A Christmas Story
It’s Christmas Eve and your child is feverish. She started with a runny nose yesterday and a mild sore throat but now she seems sicker. Moans and groans abound and she’s not interested in doing much. Even with Santa just a few hours away all she wants to do is rest on the couch.
Its Christmas morning and while her brother eagerly opens presents and plays with his new toys, she has to be coaxed to finish up. She wants to enjoy the presents but her cough is getting in the way and her ‘eyes look sick’. You take her temperature and see it’s 103. You and your spouse aren’t sure if you need to go to urgent care, if you can go to Gramma’s house, or if you just need to stay home.
So, like all smart parents what do you do? You google it! And then you freak out. You see that all of your child’s symptoms point to influenza. You see the recent news story about the child who died from influenza. Could she have the same strain responsible for the death in the nearby community? You start second guessing yourself and scrutinizing your child’s every move. You start taking and re-taking her temperature and call off Christmas worried she is too contagious to be around others.
Was all that worry necessary? Did Christmas really need to be canceled??
Influenza: What’s the big deal?
Influenza. The name alone can be frightening for some parents. With good reason. Influenza is the only seasonal viral illness we offer a vaccine for because it can be so severe. It’s the only virus that sweeps through the community affecting everyone with consistently moderate to severe symptoms no matter your age. It’s the only only virus that changes enough each year that a new vaccine needs to be designed to combat it. It’s the only virus that routinely kills 15-80,000 Americans annually (according to CDC data). Infants, chronically ill children, pregnant women, and older adults are particularly vulnerable. Even if you are a healthy child or adult Influenza is a long (9-12 day), miserable illness.
Is it a cold or Influenza???
Influenza hits you like a freight train. You are feeling pretty good one day and by the end of the next day you are feeling pretty lousy. High fever (over 102), runny nose, cough, sore throat, body and head ache are frequent symptoms and sometimes some nausea, loose bowel movements and even vomiting once or twice may occur. Unlike the stomach flu which has a lot of vomiting and diarrhea, Influenza has mostly head cold symptoms and fever.
Non-influenza viruses often have similar symptoms so sometimes it can be tough to tell when a ‘cold’ is Influenza and when the symptoms are caused by one of the many other winter viruses. One way to tell the difference is severity. Influenza is pretty bad. The fever is higher, the body aches debilitating, the cough wrenching, and the fatigue exhausting with Influenza. ‘Regular’ upper respiratory infections (the official name for a common cold) will be more manageable: lots of congestion, headache, cough and maybe even some fever but you can get yourself out of bed.
I hear there are medicines for Influenza…..
If you are healthy and over 2 years old (and not a senior citizen!), whether or not Influenza is the culprit or not probably doesn’t matter much. Although there are medications available to treat influenza they have significant side effects and only shorten the course of illness by a day or so. The children who should use the anti-viral medications (like Tamiflu or Xofluza) are high risk kids: children under 2, children with asthma, diabetes, heart disease, or other chronic illness, or children with infants too young to be vaccinated in the household.

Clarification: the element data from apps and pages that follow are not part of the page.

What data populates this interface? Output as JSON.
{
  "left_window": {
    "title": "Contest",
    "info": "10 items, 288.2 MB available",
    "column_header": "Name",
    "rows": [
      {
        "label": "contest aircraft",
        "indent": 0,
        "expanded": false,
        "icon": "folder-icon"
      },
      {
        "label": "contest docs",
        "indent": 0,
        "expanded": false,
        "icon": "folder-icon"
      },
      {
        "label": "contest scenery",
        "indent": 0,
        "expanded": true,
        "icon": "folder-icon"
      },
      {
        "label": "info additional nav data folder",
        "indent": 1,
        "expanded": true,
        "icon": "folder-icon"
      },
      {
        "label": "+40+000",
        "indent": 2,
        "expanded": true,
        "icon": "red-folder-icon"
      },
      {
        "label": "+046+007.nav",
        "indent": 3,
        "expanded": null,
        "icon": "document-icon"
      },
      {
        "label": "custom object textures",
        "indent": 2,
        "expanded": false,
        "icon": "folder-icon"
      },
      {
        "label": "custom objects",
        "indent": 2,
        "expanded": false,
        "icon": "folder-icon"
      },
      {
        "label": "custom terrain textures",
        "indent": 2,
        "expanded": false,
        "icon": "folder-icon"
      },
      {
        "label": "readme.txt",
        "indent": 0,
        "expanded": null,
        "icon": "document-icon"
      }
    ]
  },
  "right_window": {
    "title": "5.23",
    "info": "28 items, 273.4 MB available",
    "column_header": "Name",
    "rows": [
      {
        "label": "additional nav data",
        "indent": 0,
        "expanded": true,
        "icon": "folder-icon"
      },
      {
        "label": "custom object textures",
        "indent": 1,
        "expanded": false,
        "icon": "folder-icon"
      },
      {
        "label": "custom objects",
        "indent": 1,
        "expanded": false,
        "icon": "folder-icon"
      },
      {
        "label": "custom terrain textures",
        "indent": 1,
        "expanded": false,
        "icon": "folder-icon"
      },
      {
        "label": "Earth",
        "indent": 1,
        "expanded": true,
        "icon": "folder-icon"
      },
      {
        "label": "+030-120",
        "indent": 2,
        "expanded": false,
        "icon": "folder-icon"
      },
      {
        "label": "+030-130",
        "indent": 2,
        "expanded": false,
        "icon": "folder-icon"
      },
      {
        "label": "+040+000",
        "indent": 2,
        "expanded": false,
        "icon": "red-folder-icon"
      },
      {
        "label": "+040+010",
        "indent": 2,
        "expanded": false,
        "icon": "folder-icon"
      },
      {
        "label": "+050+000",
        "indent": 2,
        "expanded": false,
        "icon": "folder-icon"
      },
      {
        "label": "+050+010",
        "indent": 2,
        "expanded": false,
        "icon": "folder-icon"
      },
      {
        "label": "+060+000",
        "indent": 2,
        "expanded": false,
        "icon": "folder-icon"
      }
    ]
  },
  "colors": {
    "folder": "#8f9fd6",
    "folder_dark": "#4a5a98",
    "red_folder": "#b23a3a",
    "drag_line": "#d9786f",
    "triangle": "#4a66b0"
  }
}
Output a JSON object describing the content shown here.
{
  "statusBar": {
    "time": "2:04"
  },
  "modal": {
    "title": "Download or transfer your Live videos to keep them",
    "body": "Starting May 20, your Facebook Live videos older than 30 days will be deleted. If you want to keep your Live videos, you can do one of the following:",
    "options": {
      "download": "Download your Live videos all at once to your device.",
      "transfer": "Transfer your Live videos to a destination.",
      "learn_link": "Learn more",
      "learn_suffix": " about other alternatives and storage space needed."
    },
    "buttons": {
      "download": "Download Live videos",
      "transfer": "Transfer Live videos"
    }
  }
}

If your child is high risk, or if she is very sick and we are worried she may be on the road to hospitalization for severe illness, Tamiflu or Xofluza (for people 12 years and older) are good options. Coming in within the first 48 hours of symptoms is essential so you can start these medications. Anti-virals don’t work if not begun at the first signs of illness so you have to act fast!
Since medication probably won’t be used, you can always fall back on the standard home remedies of warm ginger tea with honey, chicken soup, and lots of rest. Of course, appropriate use of fever reducing medication such as acetaminophen or ibuprofen will also help with the aches and fever that accompany Influenza.
Influenza is contagious. And so are any other viruses that cause fever. As long as you have a fever of 100.5 or higher you are contagious to others. The snot and cough droplets are what is contagious but the virus is so easy to catch it only takes a few germs to cause infection. Good hand washing and coughing into your elbow can help decrease spread. In our ‘Christmas story’ above, the family was right to cancel Christmas if they were hosting. Of course they could have folks come over and quarantine their daughter to a bedroom to avoid contact with others as an alternative.
Come in early or not at all?
The take home message then is this: if your child is high risk or much sicker than you’ve seen them before, google isn’t your go-to, and neither is an urgent care. Your pediatrician is. Call them! Or visit them! Or email them! You will get the best care, the best decision about medication and therefore the best outcome for your child in the hands of the specialist who knows your child best.
Most children will weather winter viruses, even ones with high fevers, without any need for medication or even a visit to the pediatrician but if your child seems very sick, is in a high risk group, or you just want to be sure, your pediatrician is the best person to see.